Venerable Kok Yat (1889-1943), alias Sing Tze, was born in Guangdong province. In 1920, he joined the Buddhist monastic order at Sungai Temple, Baiyun Mountain in Guangzhou. He served as an attendant to Ven. Tai Xu, the new abbot.
When Ven. Tai Xu left Guangzhou a year later, Ven. Kok Yat headed north to Zhejiang. He studied under eminent monks and made a big leap of spiritual progress, as recorded by Ven. Tai Xu. Upon returning to Guangzhou, Ven. Kok Yat was more virtuous and dignified and was highly regarded by the monastic community and the public.

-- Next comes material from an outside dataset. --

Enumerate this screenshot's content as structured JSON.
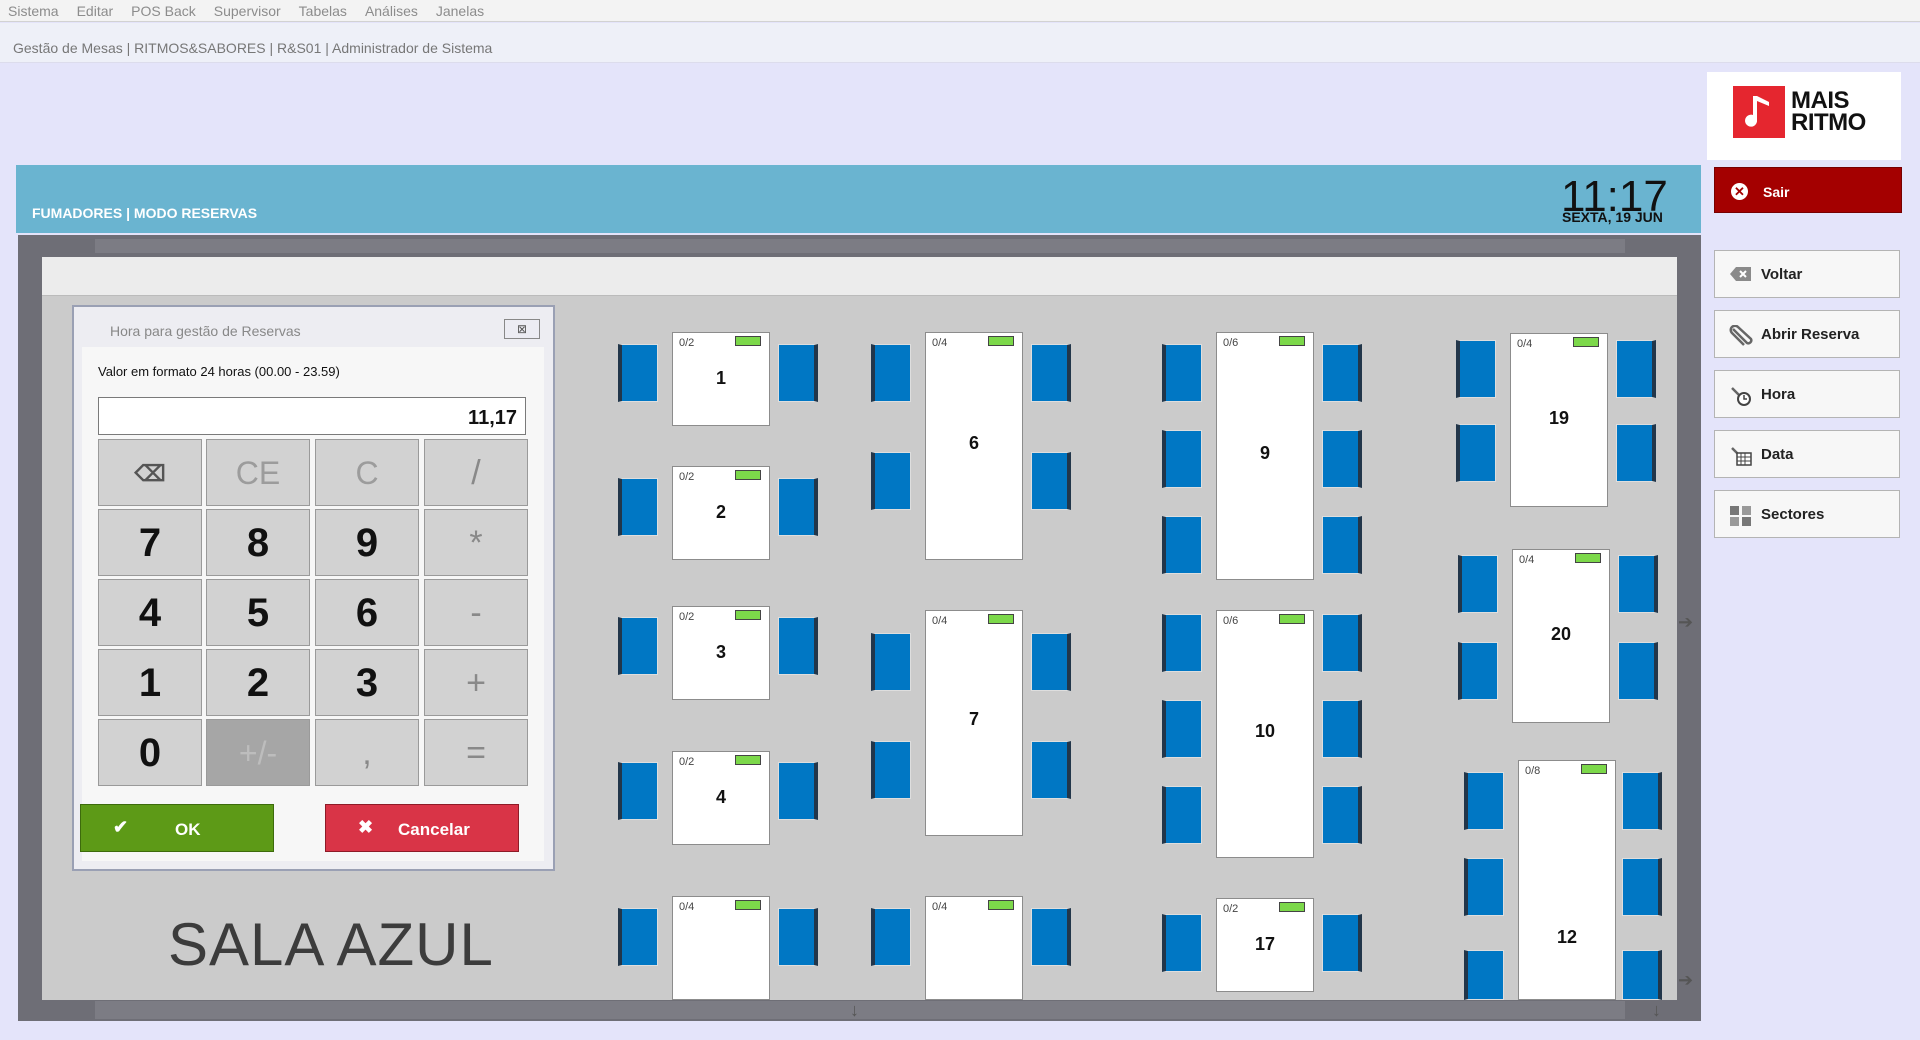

In 1920, Ven. Tai Xu was invited to propagate Buddhism in Guangzhou. Ven. Kok Yat made arrangements for the master to deliver lectures on Buddha’s teachings in the Very Congressional Staff Club in Dongdi, Guangzhou. After the successful completion of the event, Ven. Kok Yat accompanied the master to Hong Kong to propagate Buddhism. From his initial public appearance in Hong Kong, Ven. Tai Xu has been instrumental in promoting the teachings of Buddha and made a momentous start of the rise and spread of Buddhism in Hong Kong.
A few years later, Ven. Kok Yat moved to Hong Kong and was soon ranked among prominent monks such as Ven. Fat Ho, Ven. Oi Ting and Ven. Hoi Yan. In 1931, the newly established Hong Kong Buddhist Association invited eminent local monks and those from the Mainland to expound Buddhist scriptures. Ven. Kok Yat was invited to expound the Prajñā Pāramitā Hṛdaya Sūtra.
In 1933, Ven. Kok Yat, together with Ven. Wai Um and Ven. Ho Yan, founded Xiang Hai Puti Chang at Leighton Hill Road, Happy Valley to promote the Pure Land School of Buddhism. Ven. Kok Yat was its first president.
In 1934, Ms. Nam Chong Yuen and many Buddhist practitioners sponsored Ven. Kok Yat and his disciple, Ven. Wai Um, to set up a Buddhist monastery at Diamond Hill, Kowloon. The two masters vowed to propagate Buddhism and promote the Pure Land of Buddha Amitabha for the benevolence of mankind. They built Buddhist halls and reception hall for teaching, praying and penance. Thus Chi Lin Nunnery, a monastery of the Pure Land School, was established.
A Buddhist, Mr. Yu Jiu of Nanyang Brothers Tobacco Company Limited, offered his villa, Hui Si Yuan in Shatin, to Ven. Kok Yat for his religious practice.
On 25 December 1941, the Japanese invaded Hong Kong and their occupation lasted for 3 years and 8 months. During this turbulent period, all religious activities came to a halt. Buddhist monks, nuns and the people of Hong Kong suffered immensely. Although many people had left, Ven. Kok Yat and Ven. Wai Um and several disciples stayed at Chi Lin.
Life was harsh in the war-torn city. On the 13th day of the 3rd lunar month in 1943, Ven. Kok Yat passed away at the age of 54, three days after the death of his disciple, Ven. Wai Um.